--- SUPPLIED DATA ---

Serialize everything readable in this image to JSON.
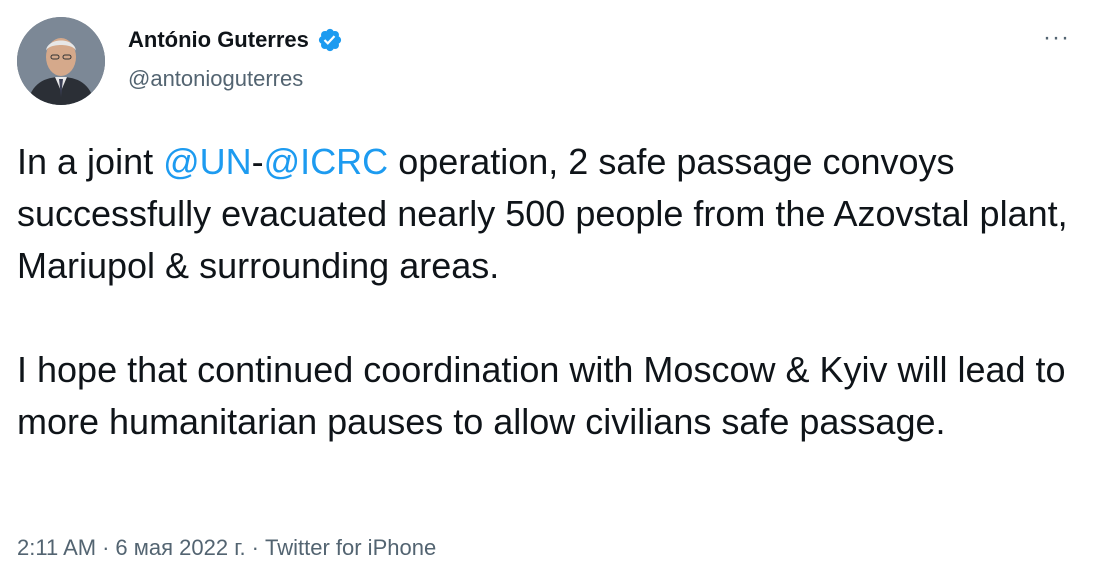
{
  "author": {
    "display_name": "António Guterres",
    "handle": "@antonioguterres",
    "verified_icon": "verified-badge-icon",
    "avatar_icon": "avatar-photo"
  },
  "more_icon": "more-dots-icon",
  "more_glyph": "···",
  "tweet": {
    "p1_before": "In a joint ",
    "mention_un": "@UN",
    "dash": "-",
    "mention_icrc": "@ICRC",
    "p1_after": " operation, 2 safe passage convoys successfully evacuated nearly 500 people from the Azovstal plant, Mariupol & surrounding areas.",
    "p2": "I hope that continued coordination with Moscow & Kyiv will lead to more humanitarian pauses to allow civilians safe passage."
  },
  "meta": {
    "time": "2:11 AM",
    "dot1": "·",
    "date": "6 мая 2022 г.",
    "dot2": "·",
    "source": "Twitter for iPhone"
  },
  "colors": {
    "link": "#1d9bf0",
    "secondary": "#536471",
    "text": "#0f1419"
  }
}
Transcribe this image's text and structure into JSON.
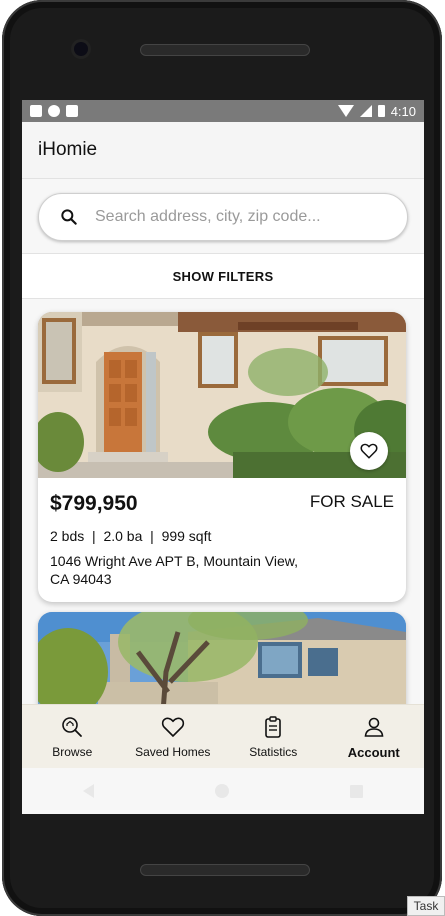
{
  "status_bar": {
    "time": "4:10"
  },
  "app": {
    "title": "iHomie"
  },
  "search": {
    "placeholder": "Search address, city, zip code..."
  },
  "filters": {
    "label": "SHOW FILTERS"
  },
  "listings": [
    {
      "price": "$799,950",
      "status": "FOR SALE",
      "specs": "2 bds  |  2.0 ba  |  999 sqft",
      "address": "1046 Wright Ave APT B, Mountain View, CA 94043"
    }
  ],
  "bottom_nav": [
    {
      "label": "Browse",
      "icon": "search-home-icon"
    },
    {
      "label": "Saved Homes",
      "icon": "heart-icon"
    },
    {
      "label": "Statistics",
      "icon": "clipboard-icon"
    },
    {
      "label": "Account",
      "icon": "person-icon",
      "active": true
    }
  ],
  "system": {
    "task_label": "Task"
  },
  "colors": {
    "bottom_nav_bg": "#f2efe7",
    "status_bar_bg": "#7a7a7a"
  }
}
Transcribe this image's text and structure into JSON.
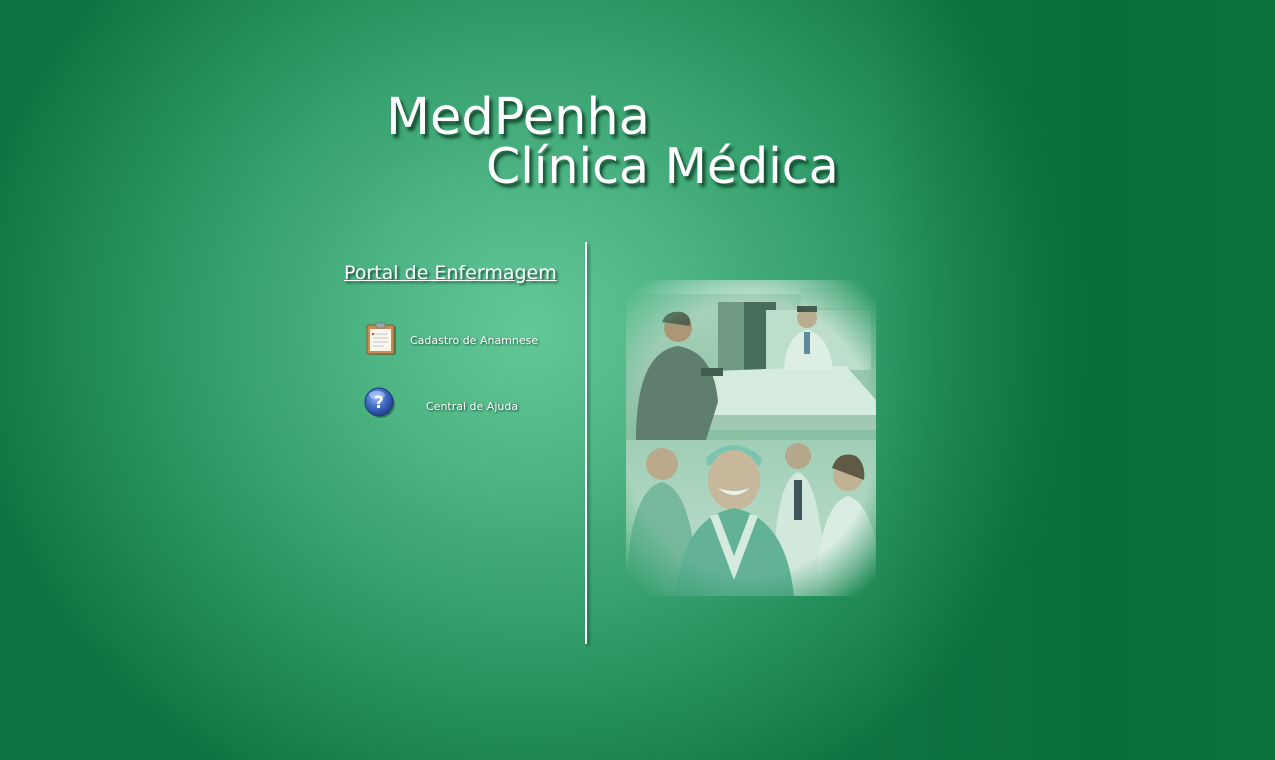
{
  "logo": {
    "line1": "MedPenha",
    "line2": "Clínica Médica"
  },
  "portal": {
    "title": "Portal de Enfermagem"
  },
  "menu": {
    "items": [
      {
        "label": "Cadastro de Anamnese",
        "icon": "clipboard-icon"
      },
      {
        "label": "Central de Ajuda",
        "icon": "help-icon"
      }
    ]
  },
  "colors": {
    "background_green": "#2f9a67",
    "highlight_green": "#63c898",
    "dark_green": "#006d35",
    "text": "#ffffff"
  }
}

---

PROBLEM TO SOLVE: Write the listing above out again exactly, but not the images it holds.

FINISHED TASK:
Serialize everything readable in this image to JSON.
{
  "author": {
    "display_name": "António Guterres",
    "handle": "@antonioguterres",
    "verified_icon": "verified-badge-icon",
    "avatar_icon": "avatar-photo"
  },
  "more_icon": "more-dots-icon",
  "more_glyph": "···",
  "tweet": {
    "p1_before": "In a joint ",
    "mention_un": "@UN",
    "dash": "-",
    "mention_icrc": "@ICRC",
    "p1_after": " operation, 2 safe passage convoys successfully evacuated nearly 500 people from the Azovstal plant, Mariupol & surrounding areas.",
    "p2": "I hope that continued coordination with Moscow & Kyiv will lead to more humanitarian pauses to allow civilians safe passage."
  },
  "meta": {
    "time": "2:11 AM",
    "dot1": "·",
    "date": "6 мая 2022 г.",
    "dot2": "·",
    "source": "Twitter for iPhone"
  },
  "colors": {
    "link": "#1d9bf0",
    "secondary": "#536471",
    "text": "#0f1419"
  }
}
Transcribe this image's text and structure into JSON.
{
  "status_bar": {
    "time": "4:10"
  },
  "app": {
    "title": "iHomie"
  },
  "search": {
    "placeholder": "Search address, city, zip code..."
  },
  "filters": {
    "label": "SHOW FILTERS"
  },
  "listings": [
    {
      "price": "$799,950",
      "status": "FOR SALE",
      "specs": "2 bds  |  2.0 ba  |  999 sqft",
      "address": "1046 Wright Ave APT B, Mountain View, CA 94043"
    }
  ],
  "bottom_nav": [
    {
      "label": "Browse",
      "icon": "search-home-icon"
    },
    {
      "label": "Saved Homes",
      "icon": "heart-icon"
    },
    {
      "label": "Statistics",
      "icon": "clipboard-icon"
    },
    {
      "label": "Account",
      "icon": "person-icon",
      "active": true
    }
  ],
  "system": {
    "task_label": "Task"
  },
  "colors": {
    "bottom_nav_bg": "#f2efe7",
    "status_bar_bg": "#7a7a7a"
  }
}
Transcribe this image's text and structure into JSON.
{
  "logo": {
    "line1": "MedPenha",
    "line2": "Clínica Médica"
  },
  "portal": {
    "title": "Portal de Enfermagem"
  },
  "menu": {
    "items": [
      {
        "label": "Cadastro de Anamnese",
        "icon": "clipboard-icon"
      },
      {
        "label": "Central de Ajuda",
        "icon": "help-icon"
      }
    ]
  },
  "colors": {
    "background_green": "#2f9a67",
    "highlight_green": "#63c898",
    "dark_green": "#006d35",
    "text": "#ffffff"
  }
}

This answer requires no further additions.